“Though they weren’t all straight As, it was their effort that counts. Whatever results
they achieved, they should be happy because what they give is what they’ll get,” said the father of four, who planned on taking the quad out for a celebratory dinner.
Mother Saidatul Nazura Mohd Sabi, 51, said she monitored their studies at home and that disciplining the quad since young helped mould them into who they are today.“I do not have to micromanage them. They are motivated and independent children who push each other, correct each other’s studies and compete with one another to do better.
“They are a playful bunch. But when one sees the others studying, he or she will follow suit,” she said, adding that they attended tuition for subjects they were weak in such as Additional Mathematics.

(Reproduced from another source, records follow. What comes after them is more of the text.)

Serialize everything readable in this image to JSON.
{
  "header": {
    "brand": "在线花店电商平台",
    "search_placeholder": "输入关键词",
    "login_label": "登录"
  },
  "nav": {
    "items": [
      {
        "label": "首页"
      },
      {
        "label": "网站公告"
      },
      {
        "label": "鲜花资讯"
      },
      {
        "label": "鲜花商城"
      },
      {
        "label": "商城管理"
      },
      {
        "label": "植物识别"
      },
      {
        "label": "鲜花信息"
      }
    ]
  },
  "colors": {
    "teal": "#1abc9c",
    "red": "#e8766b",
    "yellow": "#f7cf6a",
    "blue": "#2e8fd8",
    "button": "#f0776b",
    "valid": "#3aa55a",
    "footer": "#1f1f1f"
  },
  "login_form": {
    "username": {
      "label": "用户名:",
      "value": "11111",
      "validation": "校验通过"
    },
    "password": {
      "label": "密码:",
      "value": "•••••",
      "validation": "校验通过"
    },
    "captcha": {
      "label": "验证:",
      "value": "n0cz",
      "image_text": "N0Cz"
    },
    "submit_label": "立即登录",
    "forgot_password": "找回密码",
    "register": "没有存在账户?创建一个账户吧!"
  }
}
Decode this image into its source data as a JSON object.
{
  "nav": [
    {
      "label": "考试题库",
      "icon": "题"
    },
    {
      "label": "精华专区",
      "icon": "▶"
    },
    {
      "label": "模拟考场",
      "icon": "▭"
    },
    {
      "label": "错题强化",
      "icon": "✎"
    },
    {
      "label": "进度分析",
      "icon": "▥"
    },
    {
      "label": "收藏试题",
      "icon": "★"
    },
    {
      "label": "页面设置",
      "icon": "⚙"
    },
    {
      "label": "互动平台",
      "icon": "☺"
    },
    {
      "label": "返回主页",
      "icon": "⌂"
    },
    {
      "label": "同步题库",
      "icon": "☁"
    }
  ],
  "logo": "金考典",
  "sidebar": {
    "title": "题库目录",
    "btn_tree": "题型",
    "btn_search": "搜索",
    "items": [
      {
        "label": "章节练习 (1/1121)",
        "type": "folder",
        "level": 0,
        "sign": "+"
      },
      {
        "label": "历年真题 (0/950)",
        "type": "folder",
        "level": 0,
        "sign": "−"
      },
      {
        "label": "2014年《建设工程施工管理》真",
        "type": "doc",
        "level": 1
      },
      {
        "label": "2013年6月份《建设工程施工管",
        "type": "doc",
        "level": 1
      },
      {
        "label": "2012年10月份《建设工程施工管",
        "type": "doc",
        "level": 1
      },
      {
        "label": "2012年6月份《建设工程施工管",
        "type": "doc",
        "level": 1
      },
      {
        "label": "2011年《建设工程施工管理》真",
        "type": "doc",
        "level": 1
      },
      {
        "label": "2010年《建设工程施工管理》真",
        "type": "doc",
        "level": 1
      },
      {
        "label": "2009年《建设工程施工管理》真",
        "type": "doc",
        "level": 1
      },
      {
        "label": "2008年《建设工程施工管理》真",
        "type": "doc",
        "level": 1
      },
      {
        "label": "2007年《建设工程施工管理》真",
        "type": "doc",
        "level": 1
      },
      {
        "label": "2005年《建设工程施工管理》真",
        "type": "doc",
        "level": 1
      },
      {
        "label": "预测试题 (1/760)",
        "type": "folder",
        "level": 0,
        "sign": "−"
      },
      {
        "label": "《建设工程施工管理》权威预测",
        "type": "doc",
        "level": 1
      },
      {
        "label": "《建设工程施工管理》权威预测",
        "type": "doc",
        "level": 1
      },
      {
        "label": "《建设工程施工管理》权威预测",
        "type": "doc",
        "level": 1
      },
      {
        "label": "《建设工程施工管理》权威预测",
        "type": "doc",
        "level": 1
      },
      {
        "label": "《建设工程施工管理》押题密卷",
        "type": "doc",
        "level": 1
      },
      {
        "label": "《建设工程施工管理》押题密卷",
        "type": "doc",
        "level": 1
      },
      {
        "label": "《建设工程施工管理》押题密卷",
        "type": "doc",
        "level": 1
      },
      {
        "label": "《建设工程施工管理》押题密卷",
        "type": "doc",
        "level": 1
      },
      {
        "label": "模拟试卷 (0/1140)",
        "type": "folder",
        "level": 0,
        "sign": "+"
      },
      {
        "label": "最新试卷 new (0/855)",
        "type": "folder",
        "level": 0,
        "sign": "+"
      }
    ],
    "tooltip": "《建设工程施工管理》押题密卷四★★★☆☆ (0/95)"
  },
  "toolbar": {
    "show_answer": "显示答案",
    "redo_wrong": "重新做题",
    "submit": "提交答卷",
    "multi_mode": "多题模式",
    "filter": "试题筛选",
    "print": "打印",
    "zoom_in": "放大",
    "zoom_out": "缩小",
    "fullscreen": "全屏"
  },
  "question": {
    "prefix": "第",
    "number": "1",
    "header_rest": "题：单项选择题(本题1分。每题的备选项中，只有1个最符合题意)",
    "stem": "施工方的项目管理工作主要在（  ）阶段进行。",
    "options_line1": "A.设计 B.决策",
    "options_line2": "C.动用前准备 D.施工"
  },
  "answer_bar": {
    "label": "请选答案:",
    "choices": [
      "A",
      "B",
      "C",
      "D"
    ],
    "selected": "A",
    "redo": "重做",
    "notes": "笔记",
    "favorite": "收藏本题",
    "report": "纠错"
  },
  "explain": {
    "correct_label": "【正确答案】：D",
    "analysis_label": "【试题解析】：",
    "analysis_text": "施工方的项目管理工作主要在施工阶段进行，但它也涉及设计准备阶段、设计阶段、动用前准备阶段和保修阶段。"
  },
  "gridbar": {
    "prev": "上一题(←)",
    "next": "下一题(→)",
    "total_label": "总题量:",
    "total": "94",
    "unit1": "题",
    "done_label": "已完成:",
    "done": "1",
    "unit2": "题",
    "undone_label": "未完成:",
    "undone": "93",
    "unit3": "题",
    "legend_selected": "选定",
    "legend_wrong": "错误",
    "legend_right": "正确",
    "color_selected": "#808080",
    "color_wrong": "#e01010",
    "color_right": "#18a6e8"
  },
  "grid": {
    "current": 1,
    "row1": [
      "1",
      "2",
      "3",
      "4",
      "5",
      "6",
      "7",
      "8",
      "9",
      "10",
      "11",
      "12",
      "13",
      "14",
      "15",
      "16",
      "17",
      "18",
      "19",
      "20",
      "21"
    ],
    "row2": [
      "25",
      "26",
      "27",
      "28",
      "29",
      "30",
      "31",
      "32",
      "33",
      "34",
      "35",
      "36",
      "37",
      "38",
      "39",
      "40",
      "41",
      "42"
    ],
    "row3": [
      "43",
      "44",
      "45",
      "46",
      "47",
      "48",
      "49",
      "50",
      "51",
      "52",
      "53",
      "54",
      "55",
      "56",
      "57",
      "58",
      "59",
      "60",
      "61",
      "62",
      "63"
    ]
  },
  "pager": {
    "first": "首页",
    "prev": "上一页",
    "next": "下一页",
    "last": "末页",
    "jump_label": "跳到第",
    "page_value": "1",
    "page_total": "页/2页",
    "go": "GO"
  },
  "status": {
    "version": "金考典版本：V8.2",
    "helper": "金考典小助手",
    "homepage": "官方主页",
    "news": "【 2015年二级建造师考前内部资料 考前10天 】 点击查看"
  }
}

The youngest of the four, Sharifah Nadira, said being part of the quad kept her studies in check.
“There are standards to live up to. My mission is always to beat the rest, but through healthy competition of course.
“We compete with each other, but take it in a positive stride,” said the aspiring filmmaker, who wants to carve a name for herself in the broadcasting industry in the future.
“Being part of the quad gave us good stress that kept us going. It also meant that we all always had a forever friend in school and at home, where cram sessions were conducted at night when exams drew near,” she added.
The eldest of the quad, Sharifah Nazira, said she was proud of her siblings.
“Taking SPM with three other siblings at the same time can be stressful because there is competition. Whenever I see them studying, I feel bad that I am not studying,” said the science stream student, who is interested in studying fashion.
Syed Nadzmi, the third member of the quad, was elated to find that he had passed Additional Mathematics.
“I thought I would fail, but I got much better than expected. I’m usually the lazy bum at home and have to force myself to study,” said the aspiring architect.
Syed Nazrin, the second member of the quad, said being away from his siblings made him try harder in studies. He chose to enrol in Sekolah Dato’ Abdul Razak as it was his father’s alma mater.
“We (the quad) would argue with each other over whose school is better but ultimately we all tried our best,” said the science stream student, who dreams of studying business in the United States and building his own lifestyle brand in the future.